- What needs to be done
Copy exactly, and copy only, the lines from the one bearing "Extract the structured" through the final line of the records.

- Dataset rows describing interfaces
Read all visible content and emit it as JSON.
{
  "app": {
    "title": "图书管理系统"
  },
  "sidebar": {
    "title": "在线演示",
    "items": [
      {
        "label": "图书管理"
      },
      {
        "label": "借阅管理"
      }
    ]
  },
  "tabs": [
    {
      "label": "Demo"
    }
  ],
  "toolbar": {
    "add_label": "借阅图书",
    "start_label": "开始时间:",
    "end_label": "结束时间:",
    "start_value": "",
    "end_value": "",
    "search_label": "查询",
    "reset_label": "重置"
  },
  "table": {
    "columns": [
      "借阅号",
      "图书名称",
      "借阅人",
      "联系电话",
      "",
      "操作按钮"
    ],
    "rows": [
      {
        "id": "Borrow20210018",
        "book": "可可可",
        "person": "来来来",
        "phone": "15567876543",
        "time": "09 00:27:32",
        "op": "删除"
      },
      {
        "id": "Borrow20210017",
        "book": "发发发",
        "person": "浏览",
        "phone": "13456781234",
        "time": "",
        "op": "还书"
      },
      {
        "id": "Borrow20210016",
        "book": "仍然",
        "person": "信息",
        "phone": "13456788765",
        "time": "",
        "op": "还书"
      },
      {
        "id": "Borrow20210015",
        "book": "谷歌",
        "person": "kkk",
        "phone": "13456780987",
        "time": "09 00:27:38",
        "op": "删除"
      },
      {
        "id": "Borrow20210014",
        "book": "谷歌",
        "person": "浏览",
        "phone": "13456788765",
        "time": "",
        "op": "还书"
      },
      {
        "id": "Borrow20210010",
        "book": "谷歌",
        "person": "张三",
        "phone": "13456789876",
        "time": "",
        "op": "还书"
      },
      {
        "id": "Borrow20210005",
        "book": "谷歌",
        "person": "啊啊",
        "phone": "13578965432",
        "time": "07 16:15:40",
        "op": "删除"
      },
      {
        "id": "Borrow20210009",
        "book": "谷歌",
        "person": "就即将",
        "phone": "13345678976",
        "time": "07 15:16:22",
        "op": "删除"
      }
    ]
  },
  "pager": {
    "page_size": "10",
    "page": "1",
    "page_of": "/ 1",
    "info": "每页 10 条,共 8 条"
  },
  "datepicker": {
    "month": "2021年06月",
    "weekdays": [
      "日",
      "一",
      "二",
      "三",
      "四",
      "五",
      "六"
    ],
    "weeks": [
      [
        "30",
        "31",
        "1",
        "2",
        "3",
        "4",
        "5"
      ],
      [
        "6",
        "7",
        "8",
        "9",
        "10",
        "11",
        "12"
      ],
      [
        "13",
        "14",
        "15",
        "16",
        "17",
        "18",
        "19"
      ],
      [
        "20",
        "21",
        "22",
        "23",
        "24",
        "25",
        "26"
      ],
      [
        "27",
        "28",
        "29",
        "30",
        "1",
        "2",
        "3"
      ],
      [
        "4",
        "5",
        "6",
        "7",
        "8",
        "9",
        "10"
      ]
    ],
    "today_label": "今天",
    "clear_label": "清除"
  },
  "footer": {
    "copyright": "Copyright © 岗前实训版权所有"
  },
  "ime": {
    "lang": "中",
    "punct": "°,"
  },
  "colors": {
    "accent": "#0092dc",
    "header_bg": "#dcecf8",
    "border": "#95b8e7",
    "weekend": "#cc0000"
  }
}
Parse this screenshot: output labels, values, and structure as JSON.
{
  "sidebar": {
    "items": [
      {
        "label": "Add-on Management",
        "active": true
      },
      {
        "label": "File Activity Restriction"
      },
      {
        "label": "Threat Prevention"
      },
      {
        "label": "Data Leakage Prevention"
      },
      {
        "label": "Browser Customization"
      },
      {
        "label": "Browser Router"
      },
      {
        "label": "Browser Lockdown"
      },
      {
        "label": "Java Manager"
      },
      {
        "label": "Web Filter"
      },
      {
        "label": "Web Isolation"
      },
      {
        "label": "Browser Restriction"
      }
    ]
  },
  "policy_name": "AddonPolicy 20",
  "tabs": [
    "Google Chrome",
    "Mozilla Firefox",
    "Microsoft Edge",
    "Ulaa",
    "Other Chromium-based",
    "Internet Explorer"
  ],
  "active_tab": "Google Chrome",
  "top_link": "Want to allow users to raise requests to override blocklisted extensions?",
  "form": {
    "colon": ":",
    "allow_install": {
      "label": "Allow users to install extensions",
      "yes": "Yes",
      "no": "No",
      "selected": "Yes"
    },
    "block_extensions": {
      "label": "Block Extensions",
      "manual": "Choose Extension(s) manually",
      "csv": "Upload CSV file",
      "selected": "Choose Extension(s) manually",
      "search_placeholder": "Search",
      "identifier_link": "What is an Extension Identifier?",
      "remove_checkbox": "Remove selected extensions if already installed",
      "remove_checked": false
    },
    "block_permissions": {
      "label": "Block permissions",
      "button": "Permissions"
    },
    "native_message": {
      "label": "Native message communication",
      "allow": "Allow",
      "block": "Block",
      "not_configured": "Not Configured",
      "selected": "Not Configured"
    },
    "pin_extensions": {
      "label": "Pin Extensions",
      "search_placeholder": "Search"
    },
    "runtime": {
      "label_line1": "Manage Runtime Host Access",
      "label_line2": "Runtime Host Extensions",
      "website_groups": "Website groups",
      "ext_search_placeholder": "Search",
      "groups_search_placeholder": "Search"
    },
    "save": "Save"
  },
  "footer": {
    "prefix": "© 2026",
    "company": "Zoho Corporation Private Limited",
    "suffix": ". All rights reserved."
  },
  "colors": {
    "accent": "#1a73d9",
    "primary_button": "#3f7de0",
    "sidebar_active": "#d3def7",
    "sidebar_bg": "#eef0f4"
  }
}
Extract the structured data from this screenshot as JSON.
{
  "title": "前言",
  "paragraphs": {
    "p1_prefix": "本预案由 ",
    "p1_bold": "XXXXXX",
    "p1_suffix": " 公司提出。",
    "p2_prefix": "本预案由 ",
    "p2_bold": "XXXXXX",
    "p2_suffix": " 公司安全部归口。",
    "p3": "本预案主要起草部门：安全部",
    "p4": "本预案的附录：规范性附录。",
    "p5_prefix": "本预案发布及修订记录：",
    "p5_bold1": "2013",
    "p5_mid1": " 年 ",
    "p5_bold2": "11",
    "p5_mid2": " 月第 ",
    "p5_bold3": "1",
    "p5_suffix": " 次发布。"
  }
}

- Written answer
Extract the structured data from this screenshot as JSON.
{
  "title": "前言",
  "paragraphs": {
    "p1_prefix": "本预案由 ",
    "p1_bold": "XXXXXX",
    "p1_suffix": " 公司提出。",
    "p2_prefix": "本预案由 ",
    "p2_bold": "XXXXXX",
    "p2_suffix": " 公司安全部归口。",
    "p3": "本预案主要起草部门：安全部",
    "p4": "本预案的附录：规范性附录。",
    "p5_prefix": "本预案发布及修订记录：",
    "p5_bold1": "2013",
    "p5_mid1": " 年 ",
    "p5_bold2": "11",
    "p5_mid2": " 月第 ",
    "p5_bold3": "1",
    "p5_suffix": " 次发布。"
  }
}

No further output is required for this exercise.